We have an open door policy. PARENTS ARE WELCOME AND ENCOURAGE TO STOP BY AND VISIT US ANYTIME. There are different ways you can participate in our program such as sharing interests, talents, hobbies, personal interests, reading a book or just helping out. All volunteers are expected to follow the center guidelines for classroom volunteers.
Every month, parents will get a newsletter written by the classroom teachers which will be placed in your child's cubby. This packet includes everyday activities from our curriculum and special events for the month, no forgetting our home-school connection which is a family activity for parents and children to realize at home and bring to school.
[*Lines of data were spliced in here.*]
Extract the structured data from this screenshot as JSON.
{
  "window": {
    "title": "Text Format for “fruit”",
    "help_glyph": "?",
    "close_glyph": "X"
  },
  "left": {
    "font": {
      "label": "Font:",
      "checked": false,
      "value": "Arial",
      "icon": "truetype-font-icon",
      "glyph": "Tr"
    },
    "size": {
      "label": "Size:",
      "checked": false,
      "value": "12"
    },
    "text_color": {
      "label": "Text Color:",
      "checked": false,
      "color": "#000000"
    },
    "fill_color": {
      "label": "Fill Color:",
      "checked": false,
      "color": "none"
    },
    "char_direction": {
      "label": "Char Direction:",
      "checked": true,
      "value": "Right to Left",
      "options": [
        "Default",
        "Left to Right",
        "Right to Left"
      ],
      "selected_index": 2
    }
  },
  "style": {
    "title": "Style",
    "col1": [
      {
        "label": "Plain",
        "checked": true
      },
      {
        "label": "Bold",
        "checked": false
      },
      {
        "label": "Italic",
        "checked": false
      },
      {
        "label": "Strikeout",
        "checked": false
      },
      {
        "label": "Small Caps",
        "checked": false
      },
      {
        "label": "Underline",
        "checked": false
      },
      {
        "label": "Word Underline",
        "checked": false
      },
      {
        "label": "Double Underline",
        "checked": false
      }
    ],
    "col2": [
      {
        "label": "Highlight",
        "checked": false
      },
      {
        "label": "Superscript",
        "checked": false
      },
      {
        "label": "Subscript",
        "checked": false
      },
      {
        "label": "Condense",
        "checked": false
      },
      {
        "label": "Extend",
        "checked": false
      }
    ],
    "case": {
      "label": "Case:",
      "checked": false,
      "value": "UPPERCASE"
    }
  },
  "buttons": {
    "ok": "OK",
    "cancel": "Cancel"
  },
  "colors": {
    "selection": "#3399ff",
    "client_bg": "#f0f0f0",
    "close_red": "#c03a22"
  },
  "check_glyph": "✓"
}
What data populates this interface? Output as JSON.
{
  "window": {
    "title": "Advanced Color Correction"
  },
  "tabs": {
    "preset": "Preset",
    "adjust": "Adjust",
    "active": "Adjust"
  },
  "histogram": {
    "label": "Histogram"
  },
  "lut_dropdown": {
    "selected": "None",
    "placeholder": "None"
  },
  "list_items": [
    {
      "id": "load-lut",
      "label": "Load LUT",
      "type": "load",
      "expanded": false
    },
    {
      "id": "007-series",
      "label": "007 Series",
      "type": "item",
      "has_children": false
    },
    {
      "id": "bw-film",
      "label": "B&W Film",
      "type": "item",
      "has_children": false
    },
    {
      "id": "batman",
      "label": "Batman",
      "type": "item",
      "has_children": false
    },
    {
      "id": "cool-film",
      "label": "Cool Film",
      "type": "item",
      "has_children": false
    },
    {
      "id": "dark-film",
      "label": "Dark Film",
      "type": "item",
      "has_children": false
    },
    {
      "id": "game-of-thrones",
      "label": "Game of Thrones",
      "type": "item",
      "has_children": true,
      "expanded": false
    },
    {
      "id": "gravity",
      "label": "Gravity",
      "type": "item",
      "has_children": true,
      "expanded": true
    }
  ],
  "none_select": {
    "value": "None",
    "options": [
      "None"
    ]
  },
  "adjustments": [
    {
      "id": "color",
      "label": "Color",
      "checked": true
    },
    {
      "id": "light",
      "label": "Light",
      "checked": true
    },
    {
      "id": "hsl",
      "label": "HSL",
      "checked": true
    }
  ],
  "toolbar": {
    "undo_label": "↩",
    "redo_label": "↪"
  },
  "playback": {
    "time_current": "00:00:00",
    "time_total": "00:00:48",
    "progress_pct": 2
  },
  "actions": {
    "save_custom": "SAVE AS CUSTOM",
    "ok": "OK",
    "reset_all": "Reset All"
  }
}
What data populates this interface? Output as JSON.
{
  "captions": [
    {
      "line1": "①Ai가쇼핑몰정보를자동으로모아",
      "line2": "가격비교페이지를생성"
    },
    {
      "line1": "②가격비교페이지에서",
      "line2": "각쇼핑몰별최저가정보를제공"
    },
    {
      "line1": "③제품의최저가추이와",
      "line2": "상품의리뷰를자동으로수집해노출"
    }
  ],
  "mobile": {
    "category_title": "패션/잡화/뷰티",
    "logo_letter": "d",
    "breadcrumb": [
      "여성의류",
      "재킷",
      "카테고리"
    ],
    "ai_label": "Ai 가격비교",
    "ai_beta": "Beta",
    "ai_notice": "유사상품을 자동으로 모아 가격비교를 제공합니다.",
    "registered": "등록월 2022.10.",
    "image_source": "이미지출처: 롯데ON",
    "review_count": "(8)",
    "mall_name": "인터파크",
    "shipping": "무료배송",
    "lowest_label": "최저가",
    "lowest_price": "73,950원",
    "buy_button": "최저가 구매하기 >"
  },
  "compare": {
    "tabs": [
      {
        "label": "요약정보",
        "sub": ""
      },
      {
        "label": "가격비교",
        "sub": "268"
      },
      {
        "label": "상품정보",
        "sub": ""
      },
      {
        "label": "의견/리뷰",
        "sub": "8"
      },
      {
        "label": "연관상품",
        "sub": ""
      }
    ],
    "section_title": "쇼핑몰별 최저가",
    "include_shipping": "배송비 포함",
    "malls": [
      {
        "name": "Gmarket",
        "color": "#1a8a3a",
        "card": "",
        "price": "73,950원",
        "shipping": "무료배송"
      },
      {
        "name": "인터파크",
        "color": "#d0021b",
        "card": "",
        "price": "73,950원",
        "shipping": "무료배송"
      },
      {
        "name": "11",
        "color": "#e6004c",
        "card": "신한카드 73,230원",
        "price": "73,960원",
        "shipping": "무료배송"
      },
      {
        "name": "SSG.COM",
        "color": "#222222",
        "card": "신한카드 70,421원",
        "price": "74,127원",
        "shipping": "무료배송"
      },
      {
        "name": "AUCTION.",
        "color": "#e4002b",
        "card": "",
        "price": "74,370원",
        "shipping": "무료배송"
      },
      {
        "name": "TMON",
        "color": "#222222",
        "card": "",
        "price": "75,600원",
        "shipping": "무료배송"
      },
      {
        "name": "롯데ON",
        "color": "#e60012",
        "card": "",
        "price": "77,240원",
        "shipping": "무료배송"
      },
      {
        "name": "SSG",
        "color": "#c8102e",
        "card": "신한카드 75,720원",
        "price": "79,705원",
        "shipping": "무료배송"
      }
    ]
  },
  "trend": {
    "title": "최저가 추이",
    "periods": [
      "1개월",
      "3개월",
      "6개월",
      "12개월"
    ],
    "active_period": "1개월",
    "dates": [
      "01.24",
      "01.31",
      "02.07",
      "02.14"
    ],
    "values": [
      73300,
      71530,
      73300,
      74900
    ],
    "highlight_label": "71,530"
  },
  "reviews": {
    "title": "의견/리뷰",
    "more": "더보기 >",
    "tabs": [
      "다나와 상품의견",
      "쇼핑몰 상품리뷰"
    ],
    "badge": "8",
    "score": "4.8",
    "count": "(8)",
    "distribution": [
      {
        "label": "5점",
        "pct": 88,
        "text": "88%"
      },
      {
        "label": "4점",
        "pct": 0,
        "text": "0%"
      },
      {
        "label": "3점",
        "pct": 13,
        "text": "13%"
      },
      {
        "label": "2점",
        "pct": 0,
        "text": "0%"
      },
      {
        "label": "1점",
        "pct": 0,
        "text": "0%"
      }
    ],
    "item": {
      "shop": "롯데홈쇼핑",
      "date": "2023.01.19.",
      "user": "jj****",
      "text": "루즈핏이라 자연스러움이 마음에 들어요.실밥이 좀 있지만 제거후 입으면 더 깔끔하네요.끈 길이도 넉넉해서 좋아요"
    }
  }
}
Children get very excited about sharing their home-school connection with the class and also get sad and upset when is not made and forgotten.
The Center opens at 6:30, children take breakfast, use the restroom and do “morning work” before 8:50. We start class with Morning Meet and Greet at 9:00 Am, please try to arrive on time so children are able to take part in all of the planned educational activities. If your child is going to be absent you must call the center and inform a staff member or ask to be transferred to Preschool 4 classroom (104) to let us know of your child's non-attendance for the day or tardiness. Program ends at 5:30 promptly. toward food and we teach children about healthy food choices. We encourage parents to send a nutritional breakfast (if apply), lunch and snack. For example, sandwiches, yogurt, vegetables (carrot sticks, peppers, etc) fruit (apples, bananas, oranges, etc). Any food bought from home will be stored in children’s cubbies. Cold items should be sent in insulated containers or ice packs. We will gladly reheat food, please refrain to send long-time microwaveable foods or frozen foods as we have a class full of hungry children and just 1 microwave. Please do not send candy, carbonated beverages, gummies and “roll ups” or other high in sugar items to school with your child.
We have an open door policy. PARENTS ARE WELCOME AND ENCOURAGE TO STOP BY AND VISIT US ANYTIME. There are different ways you can participate in our program such as sharing interests, talents, hobbies, personal interests, reading a book or just helping out. All volunteers are expe